When Barak Obama took office (when there was a real mess), the Dow was at 6,626. When he left, it was at 19,875. The country had 82 straight months of private sector job growth — the longest streak in the history of the United States — and 11.3 million new jobs had been created. Unemployment went down from 10% to 4.7% (the intentionally misleading 94 million “out of the labor force” statistic used by Trump includes high school and college students, people with disabilities, stay-at-home parents, and retirees — the actual number of unemployed according to the Bureau of Labor Statistics is about 7.6 million). Consumer confidence had gone from 37.7 to 98.1 The U.S. auto industry was saved — the number of American cars sold at the beginning of his term was 10.4 million and upon his exit 17.5 million. Corporate profits were up by 144%. U.S. exports were up 28%.

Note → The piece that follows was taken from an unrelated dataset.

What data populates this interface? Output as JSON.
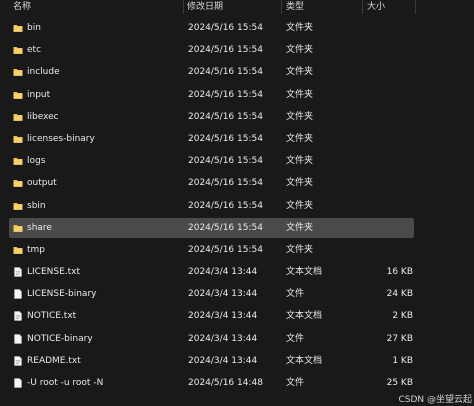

Additionally, homelessness among U.S. veterans has dropped by half and billions of dollars were added to mental health care for veterans. Reliance on foreign oil is at a 40 year low. Solar and wind power are at an all time high. Abortion is down. Violent crime is down. High school graduation rates hit 83%, an all time high.

Are things perfect? No, they’re not, nor have they ever been. Are there problems that need to be addressed? Absolutely, as there always are.

Are things a “mess?” Sorry, that’s just not the case.

It is good that Mr. Trump laid out his vision and gave us his plans (though a few specifics would have been nice) and most importantly acted like a president (hopefully something that will become a daily occurrence). However, it is too bad that he chose to spend time pointing a finger of blame at the “mess” he was left. Taking shots, particularly undeserved ones, at the previous administration in this address — purportedly one in a spirit of unification —  is beneath the office Mr. Trump now occupies.